__EXERCISE__: Copy each line below in which the string "time" occurs.

[EXERCISE MATERIAL — start]

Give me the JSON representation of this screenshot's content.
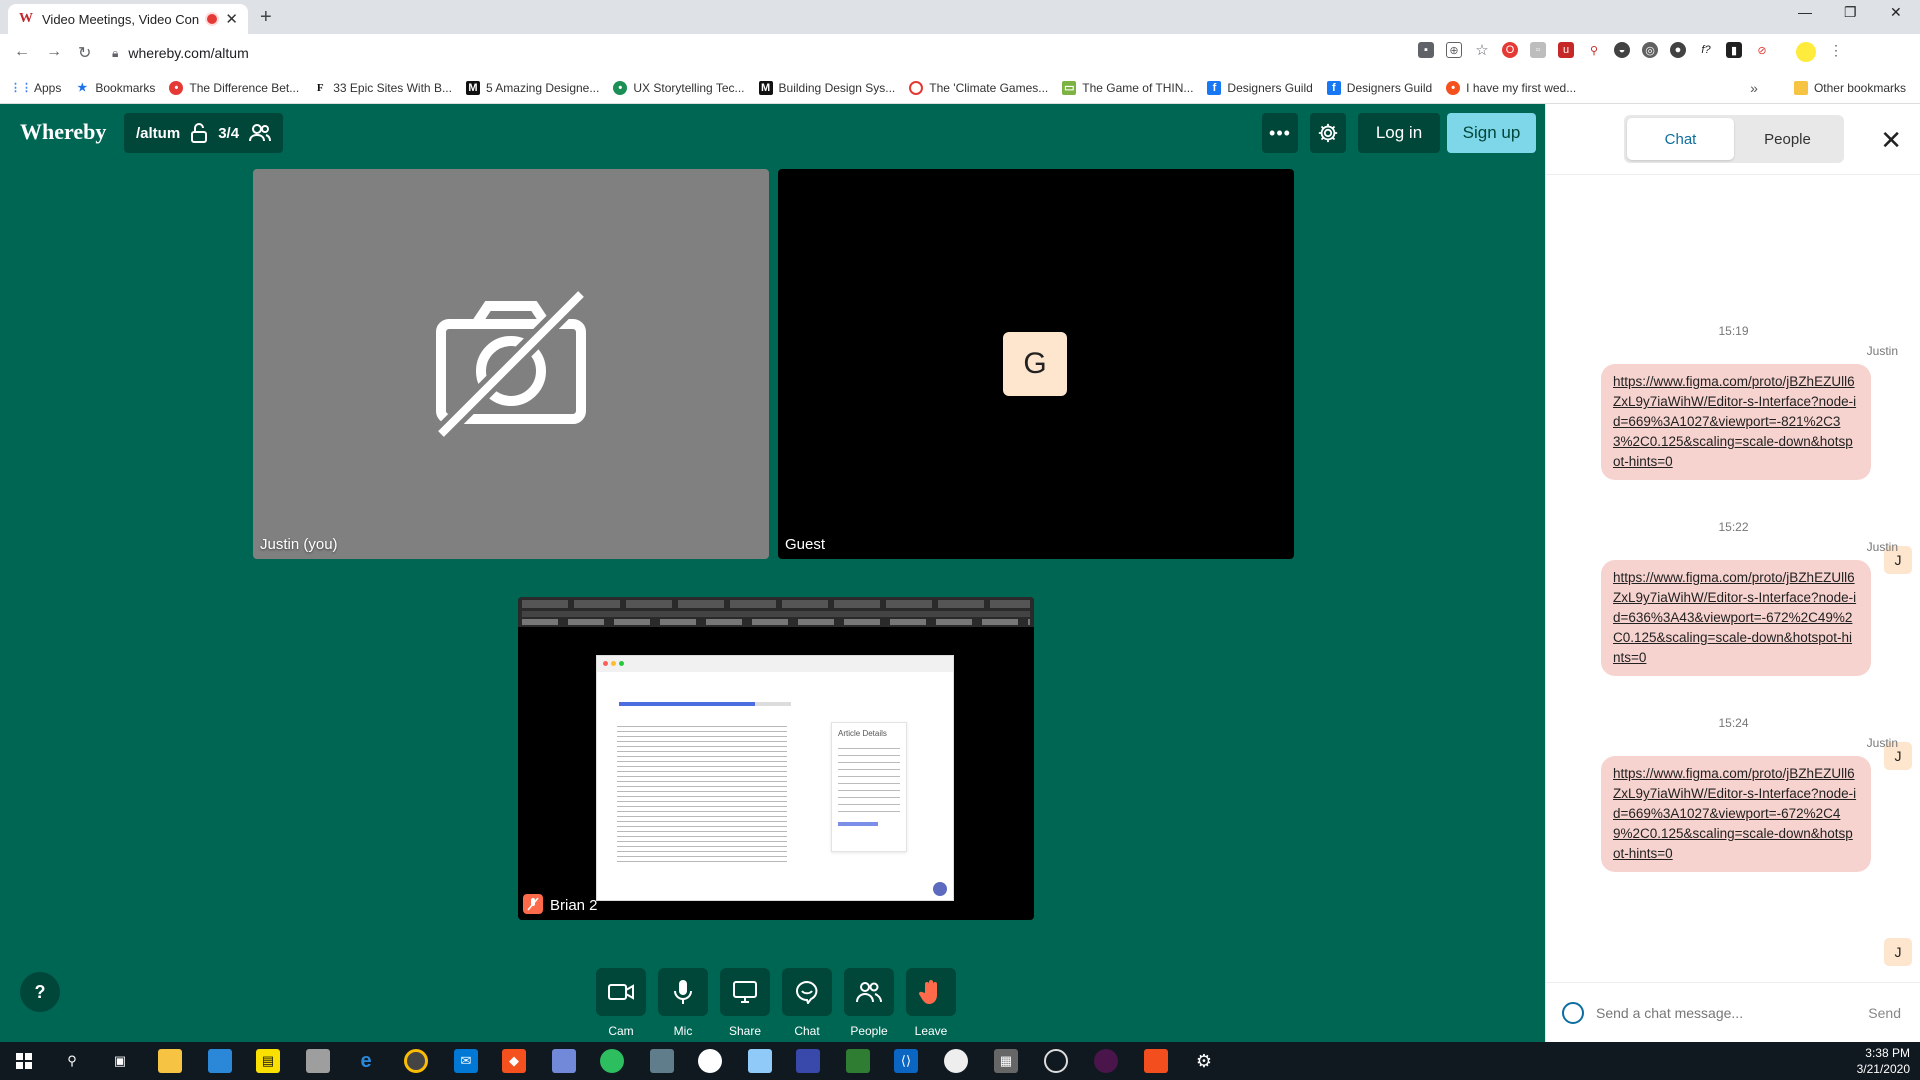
{
  "browser": {
    "tab_title": "Video Meetings, Video Confe",
    "url": "whereby.com/altum",
    "bookmarks": [
      {
        "label": "Apps",
        "icon": "apps-grid-icon",
        "color": "#4285f4"
      },
      {
        "label": "Bookmarks",
        "icon": "star-icon",
        "color": "#1a73e8"
      },
      {
        "label": "The Difference Bet...",
        "icon": "site-icon",
        "color": "#e53935"
      },
      {
        "label": "33 Epic Sites With B...",
        "icon": "f-logo-icon",
        "color": "#111111"
      },
      {
        "label": "5 Amazing Designe...",
        "icon": "m-logo-icon",
        "color": "#111111"
      },
      {
        "label": "UX Storytelling Tec...",
        "icon": "globe-icon",
        "color": "#1b8f55"
      },
      {
        "label": "Building Design Sys...",
        "icon": "m-logo-icon",
        "color": "#111111"
      },
      {
        "label": "The 'Climate Games...",
        "icon": "chat-bubble-icon",
        "color": "#e53935"
      },
      {
        "label": "The Game of THIN...",
        "icon": "site-icon",
        "color": "#7cb342"
      },
      {
        "label": "Designers Guild",
        "icon": "facebook-icon",
        "color": "#1877f2"
      },
      {
        "label": "Designers Guild",
        "icon": "facebook-icon",
        "color": "#1877f2"
      },
      {
        "label": "I have my first wed...",
        "icon": "site-icon",
        "color": "#f4511e"
      }
    ],
    "bookmarks_overflow": "»",
    "other_bookmarks": "Other bookmarks"
  },
  "app": {
    "brand": "Whereby",
    "room_name": "/altum",
    "participant_count": "3/4",
    "login_label": "Log in",
    "signup_label": "Sign up",
    "accent_color": "#006654",
    "dark_accent": "#00473a",
    "signup_color": "#7ed6e9"
  },
  "tiles": [
    {
      "label": "Justin (you)",
      "state": "camera-off"
    },
    {
      "label": "Guest",
      "avatar_letter": "G"
    },
    {
      "label": "Brian 2",
      "state": "screen-share"
    }
  ],
  "shared_screen": {
    "doc_heading": "Article Details"
  },
  "toolbar": [
    {
      "label": "Cam",
      "icon": "camera-icon"
    },
    {
      "label": "Mic",
      "icon": "microphone-icon"
    },
    {
      "label": "Share",
      "icon": "monitor-icon"
    },
    {
      "label": "Chat",
      "icon": "chat-icon"
    },
    {
      "label": "People",
      "icon": "people-icon"
    },
    {
      "label": "Leave",
      "icon": "wave-hand-icon"
    }
  ],
  "help_label": "?",
  "chat": {
    "tabs": [
      "Chat",
      "People"
    ],
    "messages": [
      {
        "time": "15:19",
        "sender": "Justin",
        "text": "https://www.figma.com/proto/jBZhEZUll6ZxL9y7iaWihW/Editor-s-Interface?node-id=669%3A1027&viewport=-821%2C33%2C0.125&scaling=scale-down&hotspot-hints=0",
        "badge": "J"
      },
      {
        "time": "15:22",
        "sender": "Justin",
        "text": "https://www.figma.com/proto/jBZhEZUll6ZxL9y7iaWihW/Editor-s-Interface?node-id=636%3A43&viewport=-672%2C49%2C0.125&scaling=scale-down&hotspot-hints=0",
        "badge": "J"
      },
      {
        "time": "15:24",
        "sender": "Justin",
        "text": "https://www.figma.com/proto/jBZhEZUll6ZxL9y7iaWihW/Editor-s-Interface?node-id=669%3A1027&viewport=-672%2C49%2C0.125&scaling=scale-down&hotspot-hints=0",
        "badge": "J"
      }
    ],
    "input_placeholder": "Send a chat message...",
    "send_label": "Send"
  },
  "taskbar": {
    "time": "3:38 PM",
    "date": "3/21/2020"
  }
}
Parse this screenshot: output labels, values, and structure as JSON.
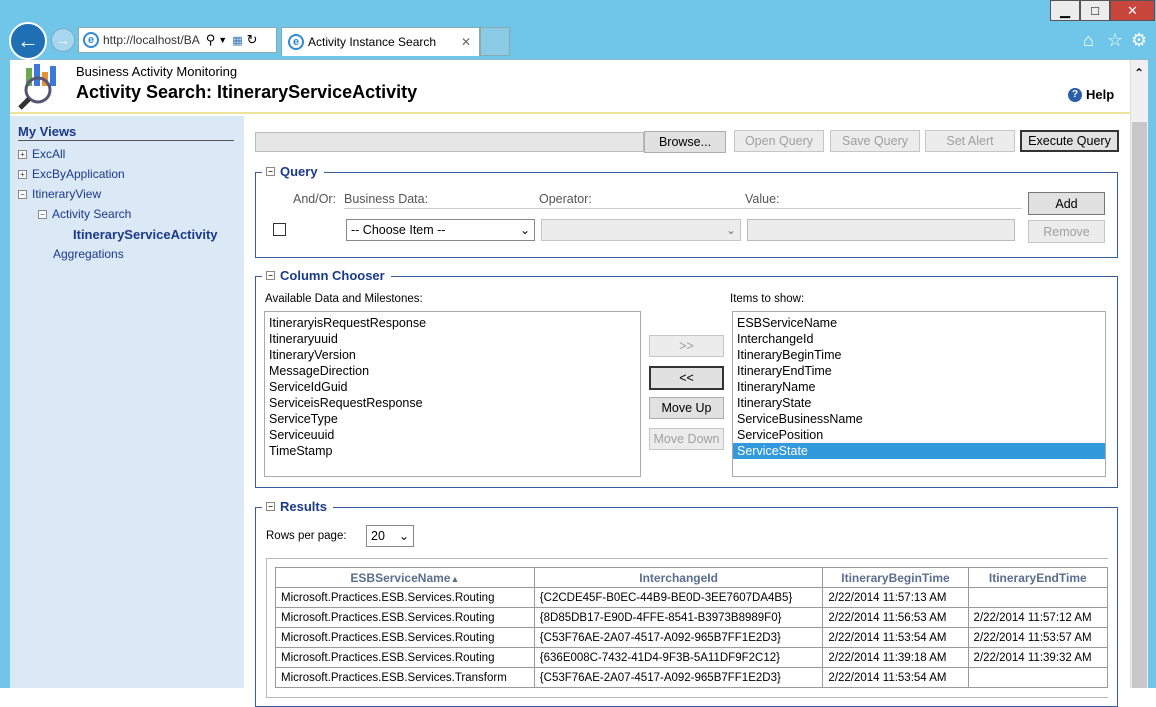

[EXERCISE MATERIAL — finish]

__RESPONSE BELOW__:
        "time": "15:19",
        "time": "15:22",
        "time": "15:24",
    "time": "3:38 PM",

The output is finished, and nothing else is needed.